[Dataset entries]

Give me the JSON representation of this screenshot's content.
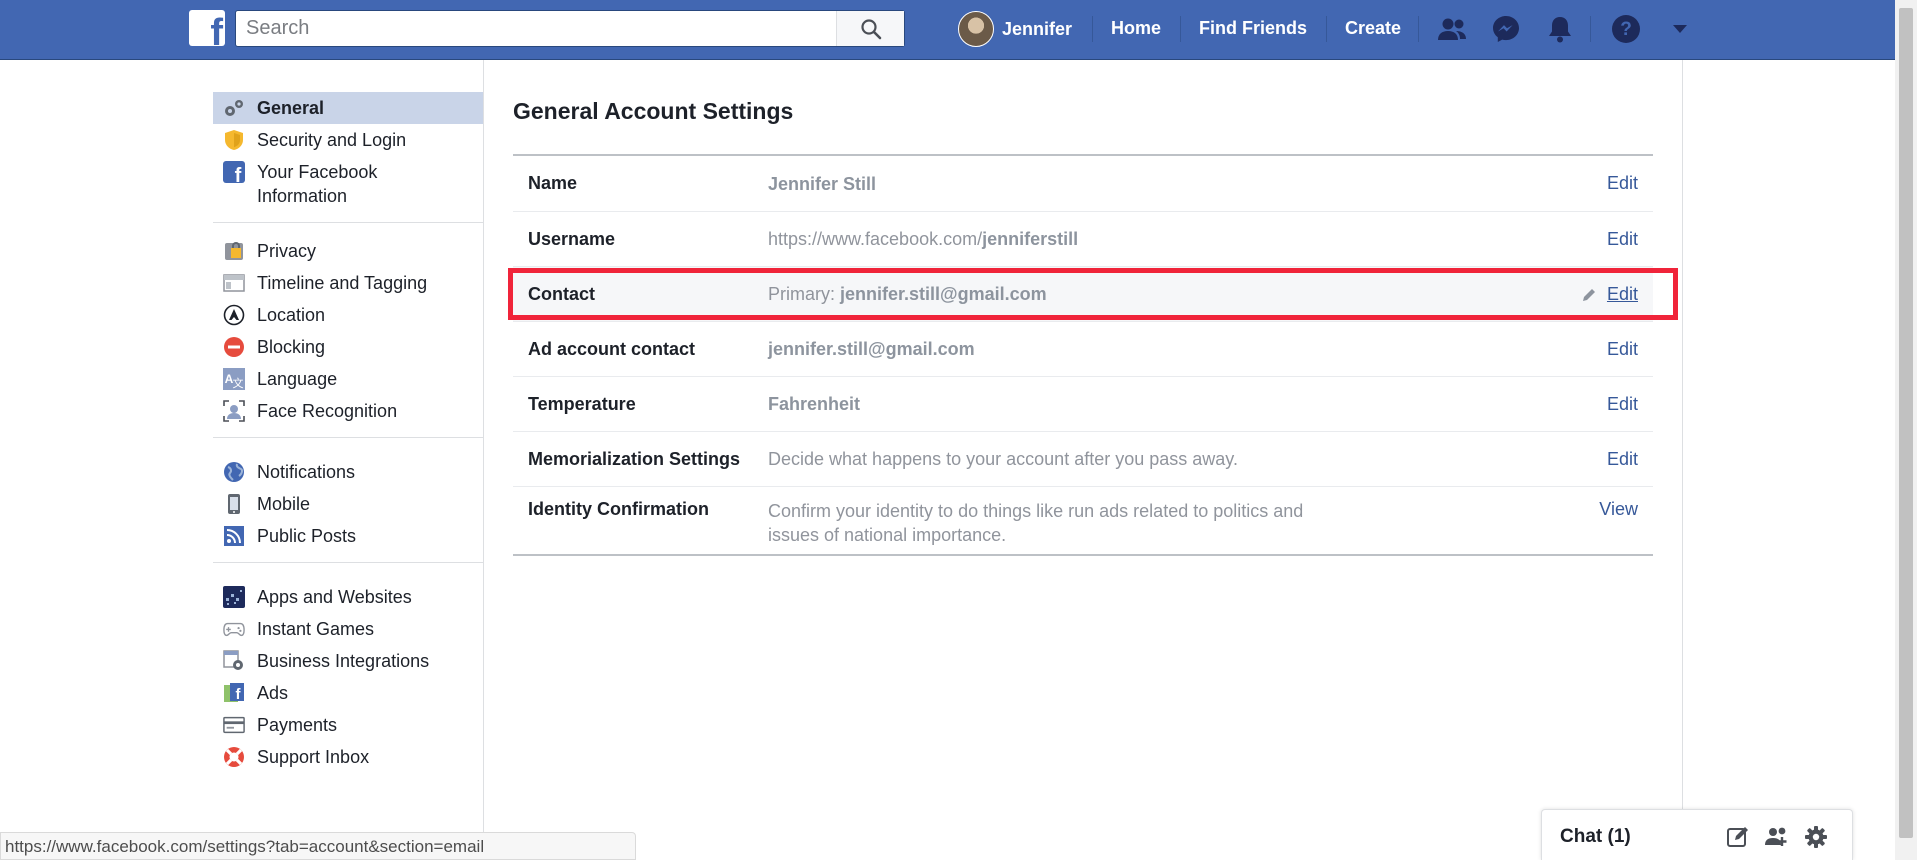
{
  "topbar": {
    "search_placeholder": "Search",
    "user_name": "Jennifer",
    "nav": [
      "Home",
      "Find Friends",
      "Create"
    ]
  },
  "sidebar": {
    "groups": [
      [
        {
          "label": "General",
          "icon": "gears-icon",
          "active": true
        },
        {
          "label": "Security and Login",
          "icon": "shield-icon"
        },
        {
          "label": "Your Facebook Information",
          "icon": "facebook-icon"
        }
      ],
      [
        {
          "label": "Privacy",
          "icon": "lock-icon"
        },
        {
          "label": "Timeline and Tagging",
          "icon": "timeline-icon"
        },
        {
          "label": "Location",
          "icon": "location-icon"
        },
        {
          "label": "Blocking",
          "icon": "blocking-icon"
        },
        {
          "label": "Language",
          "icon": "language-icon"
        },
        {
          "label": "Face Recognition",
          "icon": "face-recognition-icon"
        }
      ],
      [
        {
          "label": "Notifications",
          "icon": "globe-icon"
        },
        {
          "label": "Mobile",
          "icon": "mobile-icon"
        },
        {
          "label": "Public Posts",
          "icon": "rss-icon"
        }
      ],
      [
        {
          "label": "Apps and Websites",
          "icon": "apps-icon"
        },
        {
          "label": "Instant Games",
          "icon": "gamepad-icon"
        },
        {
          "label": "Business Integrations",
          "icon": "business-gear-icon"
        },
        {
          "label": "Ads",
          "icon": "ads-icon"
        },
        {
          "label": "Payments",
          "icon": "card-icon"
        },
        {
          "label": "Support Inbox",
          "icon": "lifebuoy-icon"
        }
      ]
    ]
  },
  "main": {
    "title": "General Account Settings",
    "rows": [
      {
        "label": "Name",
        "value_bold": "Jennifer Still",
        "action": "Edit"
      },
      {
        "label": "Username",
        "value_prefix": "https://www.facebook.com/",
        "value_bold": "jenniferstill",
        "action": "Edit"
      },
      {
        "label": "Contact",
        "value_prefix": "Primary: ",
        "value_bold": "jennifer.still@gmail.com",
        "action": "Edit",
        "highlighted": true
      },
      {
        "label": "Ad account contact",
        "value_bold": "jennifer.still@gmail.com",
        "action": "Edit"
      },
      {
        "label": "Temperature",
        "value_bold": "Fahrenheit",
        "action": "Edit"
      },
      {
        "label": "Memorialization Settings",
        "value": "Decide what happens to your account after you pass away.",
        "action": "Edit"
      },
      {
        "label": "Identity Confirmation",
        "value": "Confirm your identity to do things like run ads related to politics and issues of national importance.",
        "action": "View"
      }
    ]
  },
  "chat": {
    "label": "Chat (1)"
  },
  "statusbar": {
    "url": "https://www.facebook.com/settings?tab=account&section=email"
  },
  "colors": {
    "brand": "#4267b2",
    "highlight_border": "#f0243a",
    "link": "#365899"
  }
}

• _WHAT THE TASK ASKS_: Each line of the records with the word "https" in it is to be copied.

• _ANSWER TO THE EXERCISE_:
        "value_prefix": "https://www.facebook.com/",
    "url": "https://www.facebook.com/settings?tab=account&section=email"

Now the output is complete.